The Origins of American Noir by Megan Abbott
This article has been published on the Paris Review website. It begins:
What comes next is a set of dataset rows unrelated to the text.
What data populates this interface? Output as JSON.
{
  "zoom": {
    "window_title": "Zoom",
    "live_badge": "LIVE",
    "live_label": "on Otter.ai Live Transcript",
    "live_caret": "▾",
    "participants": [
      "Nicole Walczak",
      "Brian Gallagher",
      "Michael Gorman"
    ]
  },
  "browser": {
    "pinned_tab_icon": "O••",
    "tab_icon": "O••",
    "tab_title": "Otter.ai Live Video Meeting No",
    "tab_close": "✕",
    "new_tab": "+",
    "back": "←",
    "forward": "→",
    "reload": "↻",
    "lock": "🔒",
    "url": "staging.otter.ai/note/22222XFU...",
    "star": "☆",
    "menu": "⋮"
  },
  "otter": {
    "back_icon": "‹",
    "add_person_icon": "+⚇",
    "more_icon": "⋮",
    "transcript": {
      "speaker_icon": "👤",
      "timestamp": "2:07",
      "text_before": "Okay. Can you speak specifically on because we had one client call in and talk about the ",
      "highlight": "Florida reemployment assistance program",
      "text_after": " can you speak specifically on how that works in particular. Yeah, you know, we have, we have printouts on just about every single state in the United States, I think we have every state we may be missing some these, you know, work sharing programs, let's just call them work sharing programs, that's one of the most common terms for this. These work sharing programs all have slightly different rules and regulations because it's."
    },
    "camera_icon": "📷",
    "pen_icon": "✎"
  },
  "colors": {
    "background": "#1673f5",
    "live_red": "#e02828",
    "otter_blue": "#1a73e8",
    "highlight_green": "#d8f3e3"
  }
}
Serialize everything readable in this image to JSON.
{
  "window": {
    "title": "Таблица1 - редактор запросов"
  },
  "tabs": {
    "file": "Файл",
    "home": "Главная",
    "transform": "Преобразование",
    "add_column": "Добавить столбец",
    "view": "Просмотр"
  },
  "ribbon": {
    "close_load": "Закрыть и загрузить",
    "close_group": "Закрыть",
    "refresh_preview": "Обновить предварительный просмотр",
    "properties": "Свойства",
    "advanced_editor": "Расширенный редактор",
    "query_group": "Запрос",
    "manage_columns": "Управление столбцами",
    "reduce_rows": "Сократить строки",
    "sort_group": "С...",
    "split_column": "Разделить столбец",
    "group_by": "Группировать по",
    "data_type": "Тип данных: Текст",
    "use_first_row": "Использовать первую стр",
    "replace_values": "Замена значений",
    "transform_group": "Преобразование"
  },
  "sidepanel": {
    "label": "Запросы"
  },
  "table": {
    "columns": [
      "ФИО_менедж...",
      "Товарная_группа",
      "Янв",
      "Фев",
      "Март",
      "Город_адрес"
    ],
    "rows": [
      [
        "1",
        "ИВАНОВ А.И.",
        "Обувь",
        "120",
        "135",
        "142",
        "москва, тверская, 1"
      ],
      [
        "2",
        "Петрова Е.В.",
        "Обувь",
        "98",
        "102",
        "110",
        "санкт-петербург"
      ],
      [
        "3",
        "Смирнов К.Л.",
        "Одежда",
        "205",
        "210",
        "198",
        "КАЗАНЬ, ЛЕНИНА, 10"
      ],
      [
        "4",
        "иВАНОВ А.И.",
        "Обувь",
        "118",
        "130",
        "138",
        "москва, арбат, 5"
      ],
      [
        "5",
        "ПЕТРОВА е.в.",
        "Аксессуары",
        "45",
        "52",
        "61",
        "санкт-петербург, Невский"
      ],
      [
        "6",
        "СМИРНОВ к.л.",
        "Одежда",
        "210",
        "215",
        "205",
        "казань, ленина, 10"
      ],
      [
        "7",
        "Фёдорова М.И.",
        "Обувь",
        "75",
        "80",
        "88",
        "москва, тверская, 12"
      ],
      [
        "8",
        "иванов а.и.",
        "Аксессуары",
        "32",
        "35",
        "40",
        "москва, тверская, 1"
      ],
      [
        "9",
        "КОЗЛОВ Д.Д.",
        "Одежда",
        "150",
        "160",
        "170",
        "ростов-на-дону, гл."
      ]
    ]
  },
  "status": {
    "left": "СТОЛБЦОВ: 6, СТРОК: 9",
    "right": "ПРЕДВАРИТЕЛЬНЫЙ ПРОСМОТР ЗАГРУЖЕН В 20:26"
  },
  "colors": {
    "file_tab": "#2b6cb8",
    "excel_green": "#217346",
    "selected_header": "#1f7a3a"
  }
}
Reading Dorothy B. Hughes’s novel In a Lonely Place for the first time is like finding the long-lost final piece to an enormous puzzle. Within its Spanish bungalows, its eucalyptus-scented shadows, you feel as though you’ve discovered a delicious and dark secret, a tantalizing page-turner with sneakily subversive undercurrents. While only intermittently in print for much of the last half century, its influence on crime fiction is unsung yet inescapable. From Patricia Highsmith and Jim Thompson to Bret Easton Ellis and Thomas Harris, nearly every “serial killer” tale of the last seventy years bears its imprint—both in terms of its sleek, relentless style and its claustrophobic “mind of the criminal” perspective. But its larger influence derives from Hughes’s uncanny grasp of the connection between violence and misogyny and an embattled masculinity. And its importance extends beyond form or genre and into cultural mythos: the birth of American noir.